EXTRACTED ENTRIES>

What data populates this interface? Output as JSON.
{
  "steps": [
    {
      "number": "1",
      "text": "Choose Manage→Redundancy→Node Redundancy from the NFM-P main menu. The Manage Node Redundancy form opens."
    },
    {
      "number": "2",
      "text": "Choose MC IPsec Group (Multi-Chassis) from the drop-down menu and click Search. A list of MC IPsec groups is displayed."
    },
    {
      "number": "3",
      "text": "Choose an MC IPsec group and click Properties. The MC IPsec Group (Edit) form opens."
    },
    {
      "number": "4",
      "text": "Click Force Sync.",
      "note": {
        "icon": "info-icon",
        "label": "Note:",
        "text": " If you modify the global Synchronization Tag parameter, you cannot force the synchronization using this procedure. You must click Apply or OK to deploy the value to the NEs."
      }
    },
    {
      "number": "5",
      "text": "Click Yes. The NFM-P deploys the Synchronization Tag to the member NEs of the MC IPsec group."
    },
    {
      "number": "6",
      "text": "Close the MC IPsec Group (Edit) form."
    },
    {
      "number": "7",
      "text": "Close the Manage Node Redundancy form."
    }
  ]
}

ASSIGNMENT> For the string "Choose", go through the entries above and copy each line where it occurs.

RESULT OF THIS TASK>
      "text": "Choose Manage→Redundancy→Node Redundancy from the NFM-P main menu. The Manage Node Redundancy form opens."
      "text": "Choose MC IPsec Group (Multi-Chassis) from the drop-down menu and click Search. A list of MC IPsec groups is displayed."
      "text": "Choose an MC IPsec group and click Properties. The MC IPsec Group (Edit) form opens."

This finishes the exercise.